Crenshaw developed the intersectionality framework to illustrate the exclusion of Black women from anti-racist discourse and White feminist discourse. Identity politics equates black with men and women with white. Essentially, anti-discrimination doctrine creates a predicament for black women by forcing black women to choose to disregard intersectionality or to vocalize the intersectional facets of their subordination. The former jeopardizes black women’s ability to represent black men and the later forces black women to state a claim that does not lead to the ruling out of black men. Intersectional identity falls like sand through the fingers of our justice system. Our justice system claims that there isn’t discrimination of female as a whole or of African Americans as a whole. In Payne v. Travenol the plaintiff’s proposal to represent all black employees was similar in Moore’s attempt to represent all women employees and both failed as a result of the court’s deficient view of class interest. Moore v Helicopter denies that intersectionality exist and affirms the potence of the white female experience within feminism. In DeGraffenreid v General Motors, shows how black women are only recognized to the extent to which their experiences align with white women or black men. To identity politics dismay, black women’s experiences are different from white women. Intersectionality is necessary because it explains how social identities do not stand on their own – we can’t think about identity in terms of binaries – and these interactions of positionings can lead to differing discrimination and oppression depending on identities.

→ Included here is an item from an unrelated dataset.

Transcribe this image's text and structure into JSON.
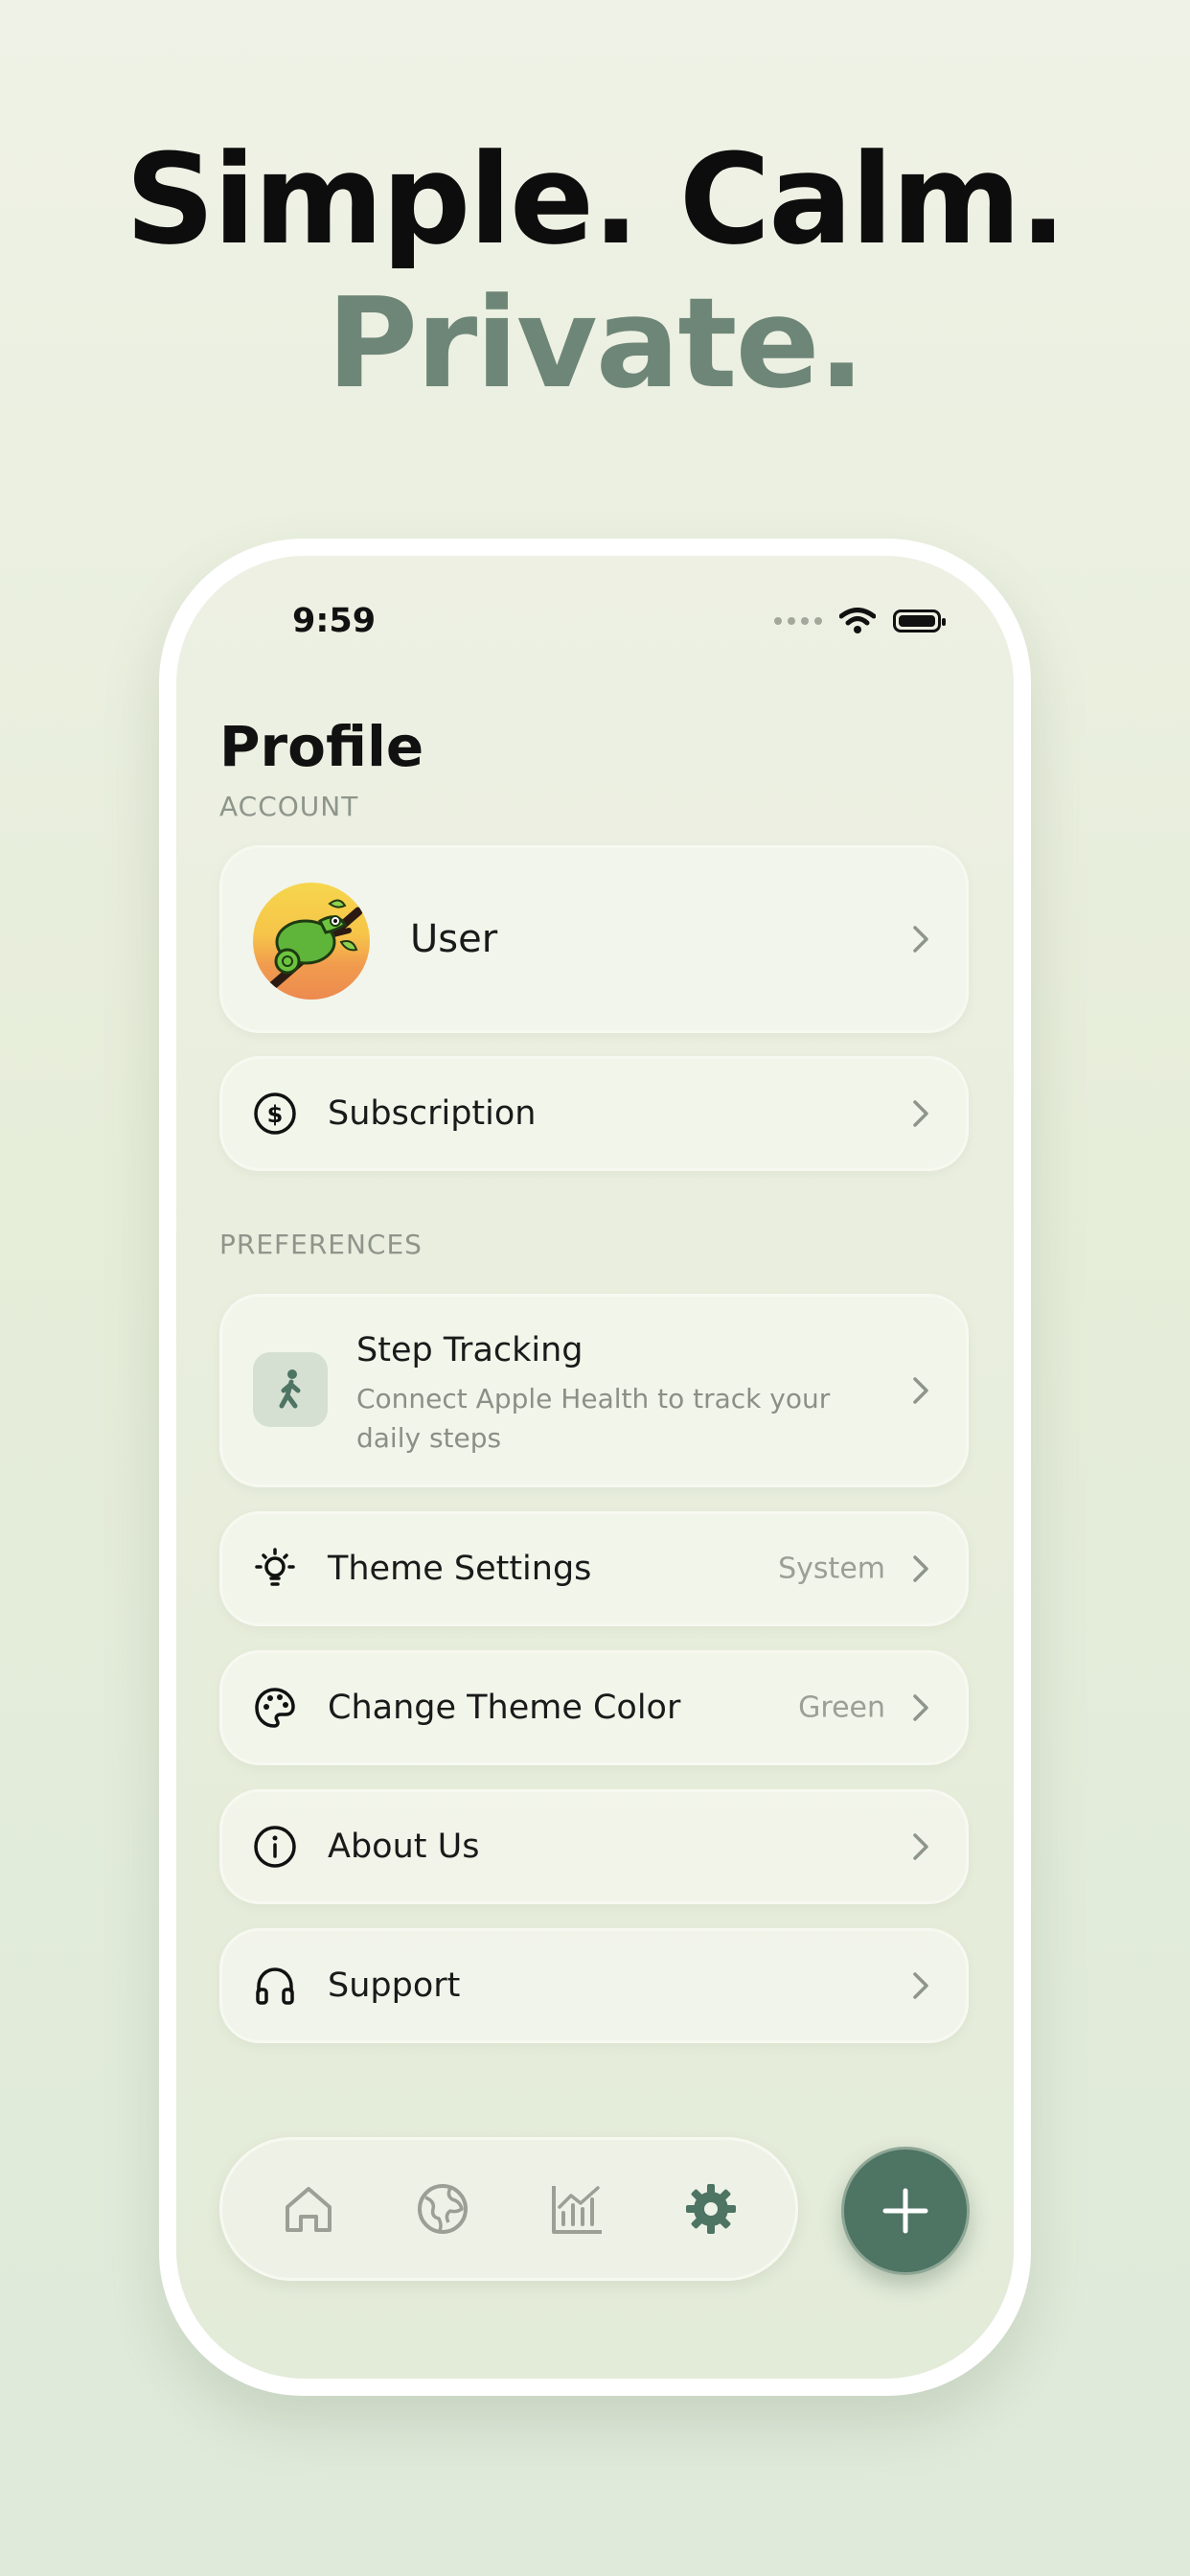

Divergent forms of oppression work together to produce injustice; thus, oppression can’t be reduced to one distinct type.